* ENTRIES PROVIDED *

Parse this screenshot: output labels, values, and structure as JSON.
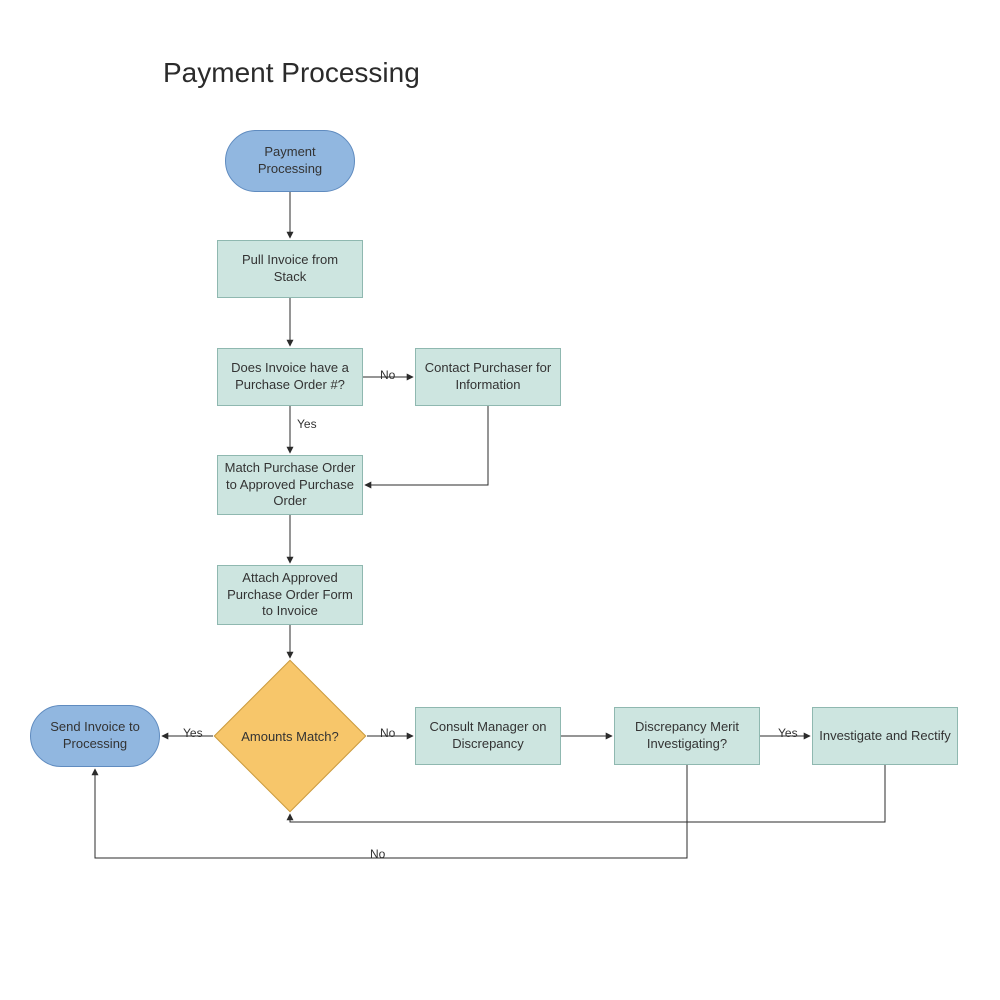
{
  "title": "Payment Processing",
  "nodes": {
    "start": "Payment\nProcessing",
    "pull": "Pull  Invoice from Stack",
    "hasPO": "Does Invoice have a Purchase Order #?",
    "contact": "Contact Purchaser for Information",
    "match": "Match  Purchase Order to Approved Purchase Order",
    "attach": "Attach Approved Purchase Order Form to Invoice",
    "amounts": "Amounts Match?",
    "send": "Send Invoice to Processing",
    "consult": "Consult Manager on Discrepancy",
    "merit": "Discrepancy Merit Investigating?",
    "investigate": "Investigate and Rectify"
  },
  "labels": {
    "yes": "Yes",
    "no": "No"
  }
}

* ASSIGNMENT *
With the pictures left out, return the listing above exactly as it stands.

* RESPONSE AREA *
Parse this screenshot: output labels, values, and structure as JSON.
{
  "title": "Payment Processing",
  "nodes": {
    "start": "Payment\nProcessing",
    "pull": "Pull  Invoice from Stack",
    "hasPO": "Does Invoice have a Purchase Order #?",
    "contact": "Contact Purchaser for Information",
    "match": "Match  Purchase Order to Approved Purchase Order",
    "attach": "Attach Approved Purchase Order Form to Invoice",
    "amounts": "Amounts Match?",
    "send": "Send Invoice to Processing",
    "consult": "Consult Manager on Discrepancy",
    "merit": "Discrepancy Merit Investigating?",
    "investigate": "Investigate and Rectify"
  },
  "labels": {
    "yes": "Yes",
    "no": "No"
  }
}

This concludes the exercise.